  • If the pastor was the male actor in this scene or his wife the female actor, would he still be qualified to his ministry as a man who is respectable, above reproach, a “one-woman-man,” thought well of by outsiders, and so on?

I suppose you see what I am getting at here. As Christians we focus on the appropriateness of watching scenes of sexuality and nudity and generally skirt the issue by watching a “clean” version of the film or making use of the fast-forward button. But what I want us to think about is the fact that by then a lot of depravity has already taken place. Skipping the scene does not mean it was not created and that real people didn’t do very sinful things to make it happen.

It is my growing conviction that Christians who watch shows and films with similar scenes of sexuality and nudity are failing to obey the Second Great Commandment, which is to love their neighbor as themselves. Love for others would be to refuse to participate in their sin by refusing to watch the movies they’ve made. Instead, though, Christians are taking advantage of the willingness of unbelievers to do things they themselves would never do. And Christians are doing this all for the sake of entertainment.

So here is where I would like to solicit your feedback. Would you consider writing a brief letter to the editor in which you respond to this article and the scenario it lays out? I would like to collect them and then publish a few of the the best in a forthcoming “Letters to the Editor” column. Please keep them a concise and brief as possible! I’ll also keep an eye on Facebook discussions to see what crops up there.


  • A La Carte Thursday 1

    A La Carte (May 30)

    A La Carte: Seeking wisdom without training wheels / Zealous polemicists / The actual divisive ones / What is Christian Nationalism? / Are the stories of Jesus borrowed from pagan myths? / As for those rich in books in the present age / and more.

  • Three Respectable Sins of Pastors

    Three Respectable Sins of Pastors

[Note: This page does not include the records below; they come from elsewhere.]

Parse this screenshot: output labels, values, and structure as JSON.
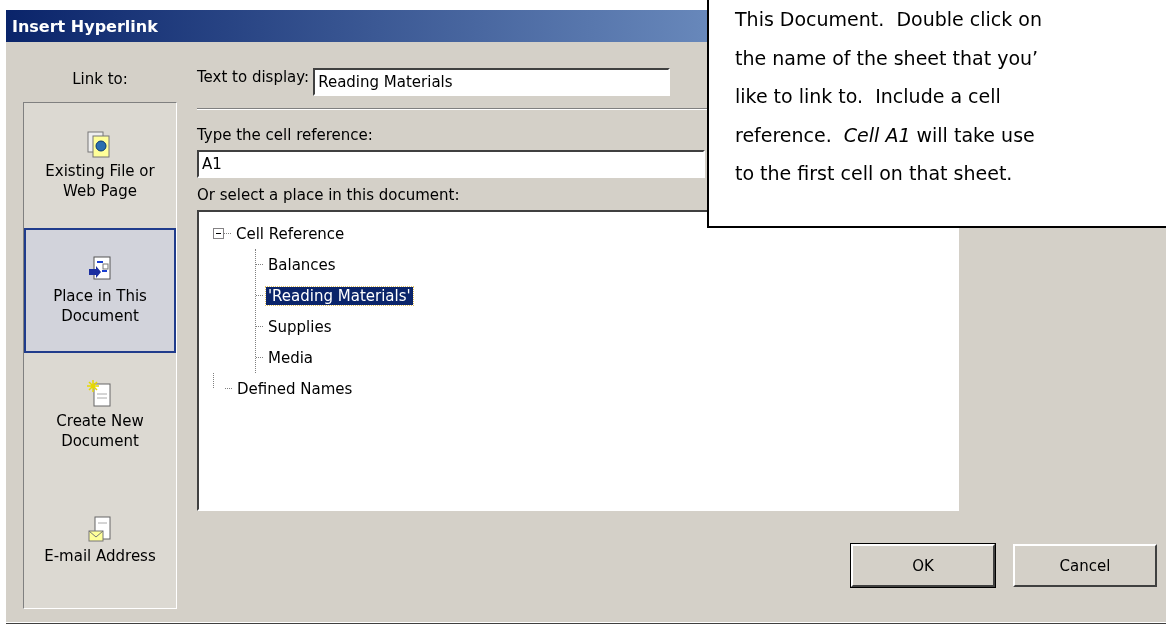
{
  "window": {
    "title": "Insert Hyperlink"
  },
  "link_to": {
    "label": "Link to:",
    "items": [
      {
        "kind": "file",
        "label": "Existing File or Web Page",
        "selected": false
      },
      {
        "kind": "place",
        "label": "Place in This Document",
        "selected": true
      },
      {
        "kind": "new",
        "label": "Create New Document",
        "selected": false
      },
      {
        "kind": "email",
        "label": "E-mail Address",
        "selected": false
      }
    ]
  },
  "text_to_display": {
    "label": "Text to display:",
    "value": "Reading Materials"
  },
  "cell_reference": {
    "label": "Type the cell reference:",
    "value": "A1"
  },
  "place_tree": {
    "label": "Or select a place in this document:",
    "items": [
      {
        "label": "Cell Reference",
        "expanded": true,
        "selected": false,
        "children": [
          {
            "label": "Balances",
            "selected": false
          },
          {
            "label": "'Reading Materials'",
            "selected": true
          },
          {
            "label": "Supplies",
            "selected": false
          },
          {
            "label": "Media",
            "selected": false
          }
        ]
      },
      {
        "label": "Defined Names",
        "selected": false
      }
    ]
  },
  "buttons": [
    {
      "label": "OK",
      "default": true
    },
    {
      "label": "Cancel",
      "default": false
    }
  ],
  "callout": {
    "lines": [
      "This Document.  Double click on",
      "the name of the sheet that you’",
      "like to link to.  Include a cell",
      "reference.  *Cell A1* will take use",
      "to the first cell on that sheet."
    ]
  }
}
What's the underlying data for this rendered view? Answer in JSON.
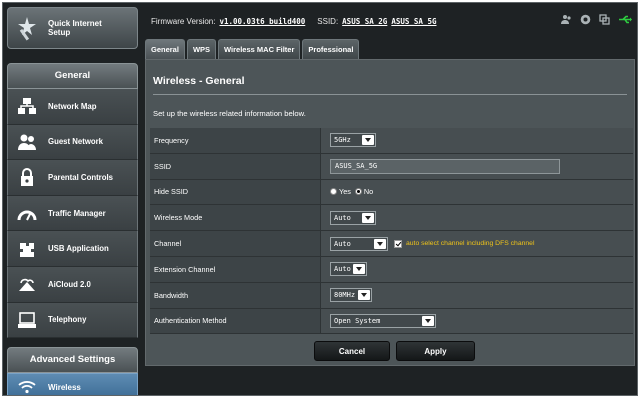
{
  "sidebar": {
    "quick_setup": "Quick Internet\nSetup",
    "general_header": "General",
    "items": [
      {
        "label": "Network Map",
        "icon": "network-map-icon"
      },
      {
        "label": "Guest Network",
        "icon": "guest-network-icon"
      },
      {
        "label": "Parental Controls",
        "icon": "parental-controls-icon"
      },
      {
        "label": "Traffic Manager",
        "icon": "traffic-manager-icon"
      },
      {
        "label": "USB Application",
        "icon": "usb-application-icon"
      },
      {
        "label": "AiCloud 2.0",
        "icon": "aicloud-icon"
      },
      {
        "label": "Telephony",
        "icon": "telephony-icon"
      }
    ],
    "advanced_header": "Advanced Settings",
    "advanced_items": [
      {
        "label": "Wireless",
        "icon": "wireless-icon",
        "active": true
      }
    ]
  },
  "header": {
    "firmware_label": "Firmware Version:",
    "firmware_value": "v1.00.03t6_build400",
    "ssid_label": "SSID:",
    "ssid_1": "ASUS_SA_2G",
    "ssid_2": "ASUS_SA_5G",
    "status_icons": [
      "users-icon",
      "globe-icon",
      "copy-icon",
      "usb-icon"
    ]
  },
  "tabs": [
    {
      "label": "General",
      "active": true
    },
    {
      "label": "WPS"
    },
    {
      "label": "Wireless MAC Filter"
    },
    {
      "label": "Professional"
    }
  ],
  "main": {
    "title": "Wireless - General",
    "description": "Set up the wireless related information below.",
    "fields": {
      "frequency": {
        "label": "Frequency",
        "value": "5GHz"
      },
      "ssid": {
        "label": "SSID",
        "value": "ASUS_SA_5G"
      },
      "hide_ssid": {
        "label": "Hide SSID",
        "yes": "Yes",
        "no": "No",
        "selected": "No"
      },
      "wireless_mode": {
        "label": "Wireless Mode",
        "value": "Auto"
      },
      "channel": {
        "label": "Channel",
        "value": "Auto",
        "dfs_label": "auto select channel including DFS channel",
        "dfs_checked": true
      },
      "extension_channel": {
        "label": "Extension Channel",
        "value": "Auto"
      },
      "bandwidth": {
        "label": "Bandwidth",
        "value": "80MHz"
      },
      "auth_method": {
        "label": "Authentication Method",
        "value": "Open System"
      }
    },
    "buttons": {
      "cancel": "Cancel",
      "apply": "Apply"
    }
  },
  "colors": {
    "accent_active": "#4a7aa3",
    "dfs_text": "#f0c419",
    "usb_status": "#2ecc40"
  }
}
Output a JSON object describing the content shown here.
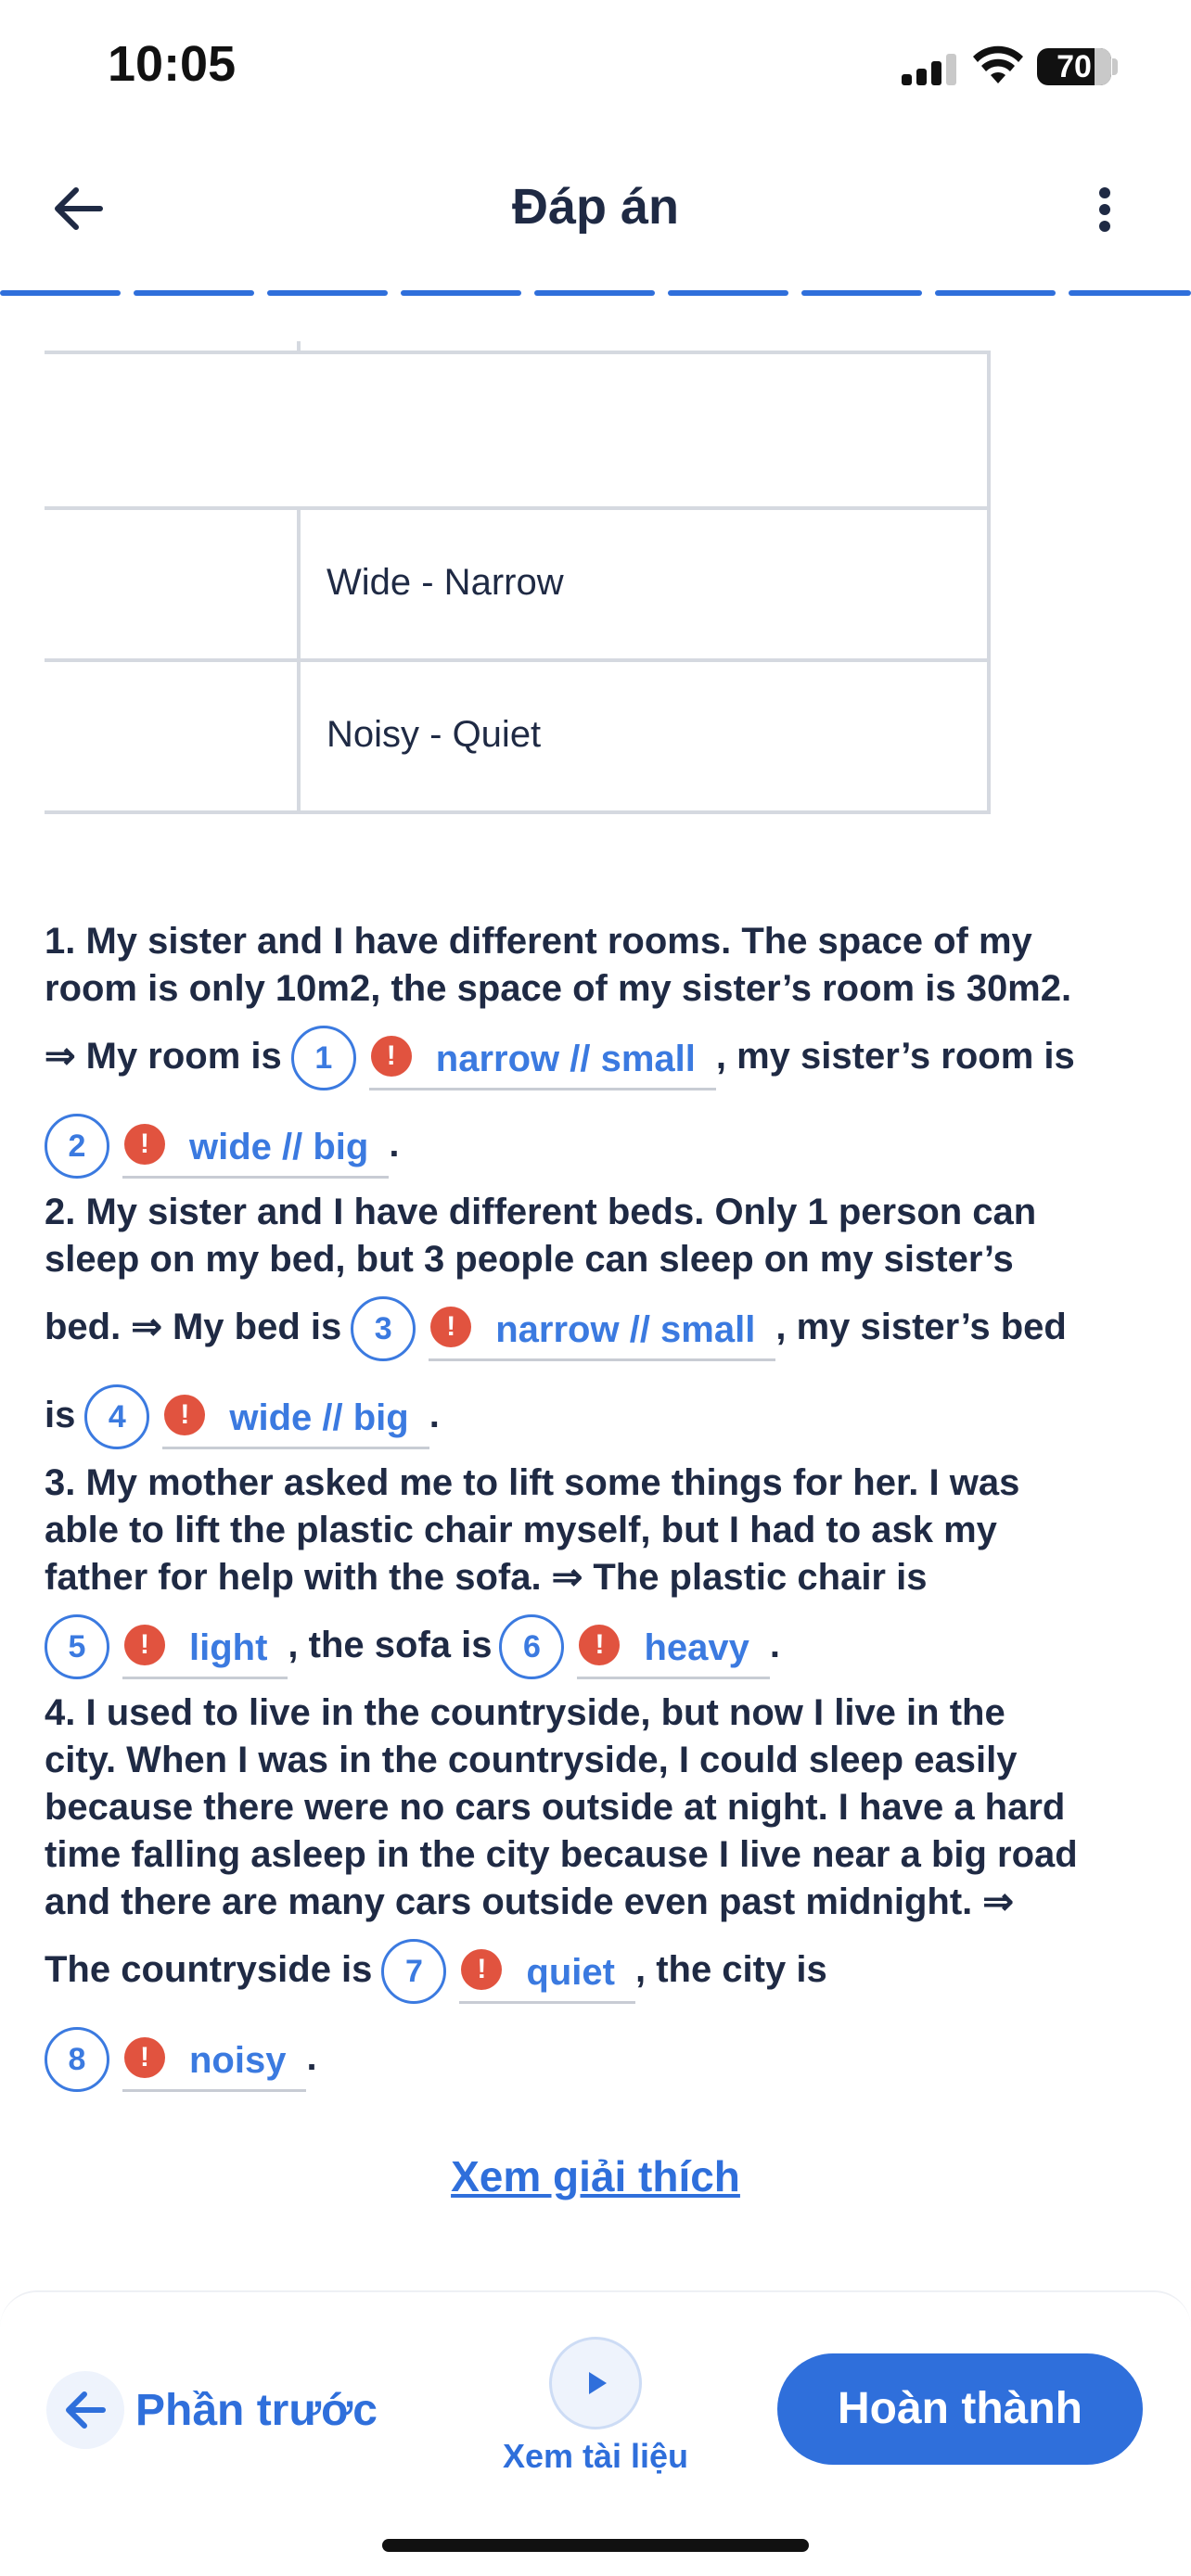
{
  "status_bar": {
    "time": "10:05",
    "battery": "70"
  },
  "header": {
    "title": "Đáp án"
  },
  "table": {
    "rows": [
      "",
      "Wide - Narrow",
      "Noisy - Quiet"
    ]
  },
  "questions": [
    {
      "lines": [
        "1. My sister and I have different rooms. The space of my",
        "room is only 10m2, the space of my sister’s room is 30m2."
      ],
      "answer_lines": [
        {
          "pre": "⇒ My room is",
          "items": [
            {
              "num": "1",
              "answer": "narrow // small",
              "post": ", my sister’s room is"
            }
          ]
        },
        {
          "pre": "",
          "items": [
            {
              "num": "2",
              "answer": "wide // big",
              "post": "."
            }
          ]
        }
      ]
    },
    {
      "lines": [
        "2. My sister and I have different beds. Only 1 person can",
        "sleep on my bed, but 3 people can sleep on my sister’s"
      ],
      "answer_lines": [
        {
          "pre": "bed. ⇒ My bed is",
          "items": [
            {
              "num": "3",
              "answer": "narrow // small",
              "post": ", my sister’s bed"
            }
          ]
        },
        {
          "pre": "is",
          "items": [
            {
              "num": "4",
              "answer": "wide // big",
              "post": "."
            }
          ]
        }
      ]
    },
    {
      "lines": [
        "3. My mother asked me to lift some things for her. I was",
        "able to lift the plastic chair myself, but I had to ask my",
        "father for help with the sofa. ⇒ The plastic chair is"
      ],
      "answer_lines": [
        {
          "pre": "",
          "items": [
            {
              "num": "5",
              "answer": "light",
              "post": ", the sofa is"
            },
            {
              "num": "6",
              "answer": "heavy",
              "post": "."
            }
          ]
        }
      ]
    },
    {
      "lines": [
        "4. I used to live in the countryside, but now I live in the",
        "city. When I was in the countryside, I could sleep easily",
        "because there were no cars outside at night. I have a hard",
        "time falling asleep in the city because I live near a big road",
        "and there are many cars outside even past midnight. ⇒"
      ],
      "answer_lines": [
        {
          "pre": "The countryside is",
          "items": [
            {
              "num": "7",
              "answer": "quiet",
              "post": ", the city is"
            }
          ]
        },
        {
          "pre": "",
          "items": [
            {
              "num": "8",
              "answer": "noisy",
              "post": "."
            }
          ]
        }
      ]
    }
  ],
  "alert_glyph": "!",
  "explain_link": "Xem giải thích",
  "bottom": {
    "prev_label": "Phần trước",
    "doc_label": "Xem tài liệu",
    "done_label": "Hoàn thành"
  },
  "colors": {
    "accent": "#2f6fdb",
    "answer": "#3b7ae0",
    "alert": "#e1533f",
    "text": "#1f2a44"
  }
}
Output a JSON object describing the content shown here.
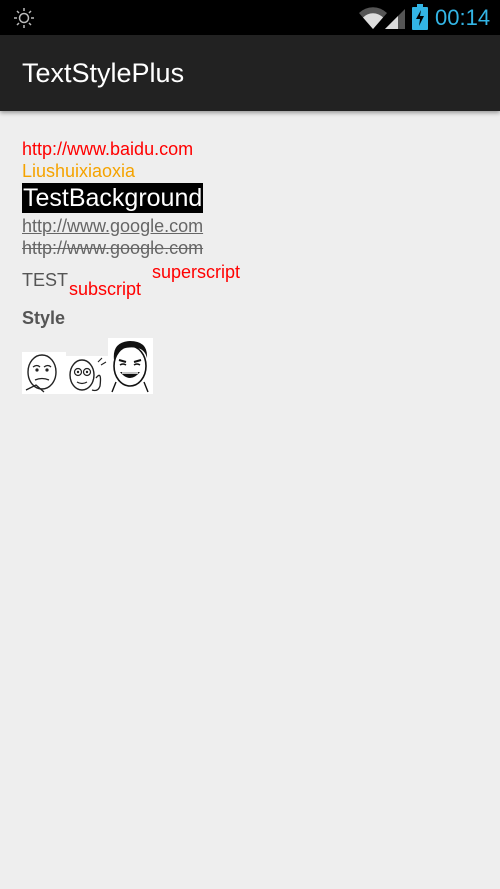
{
  "status_bar": {
    "time": "00:14",
    "icons": [
      "brightness-icon",
      "wifi-icon",
      "signal-icon",
      "battery-charging-icon"
    ],
    "clock_color": "#33b5e5"
  },
  "action_bar": {
    "title": "TextStylePlus"
  },
  "content": {
    "link_url": "http://www.baidu.com",
    "colored_text": "Liushuixiaoxia",
    "background_text": "TestBackground",
    "underline_url": "http://www.google.com",
    "strike_url": "http://www.google.com",
    "normal_text": "TEST",
    "subscript_text": "subscript",
    "superscript_text": "superscript",
    "bold_text": "Style",
    "emoticons": [
      "rage-face-thinking-icon",
      "rage-face-skeptical-icon",
      "rage-face-laughing-icon"
    ]
  },
  "colors": {
    "link": "#ff0000",
    "orange_text": "#f5a300",
    "background_highlight": "#000000",
    "action_bar": "#222222",
    "page_background": "#eeeeee"
  }
}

    Over the past few years, there has been a lot of attention given to the ways that pastors may abuse their parishioners. Such attention is appropriate and every pastor ought to prayerfully guard himself against such abusive behaviors. Every church leadership structure ought to build rigorous systems of accountability and follow biblical guidelines in the…

  • A La Carte Collection cover image

    A La Carte (May 29)

    A La Carte: A coward’s guide to evangelism / The great dechurching will hurt poor people / The unique experiences of pastors / Three words for Christian parents / Save the world, have a baby / The conquest of Canaan / Kindle and book deals.

  • A La Carte Collection cover image

    A La Carte (May 28)

    A La Carte: What to do with the nice things people say / Old age syndromes to avoid / The amazing navigation skills of the dung beetle / 7 kinds of sacrifices / Hope in the grief of dementia / and more.

  • Managing Kingdom Causes with Sound Business Principles 

    This week the blog is sponsored by Redeemer University. The word “management” conjures up images of executives leading large corporations with the goal of generating wealth for shareholders. Think of “sustainability” and the lens widens to benefiting other stakeholders like customers, suppliers, community, and the environment. Now, broaden your view even wider. Pan out–way out!…

  • Comparative Suffering

    Comparative Suffering

    It is something you tend to hear a lot when you have endured a time of significant sorrow or suffering: “I know it’s nothing compared to yours, but…” We have a natural tendency to compare—to compare our experiences to another person’s and to rank or rate them accordingly. The person who has suffered the loss…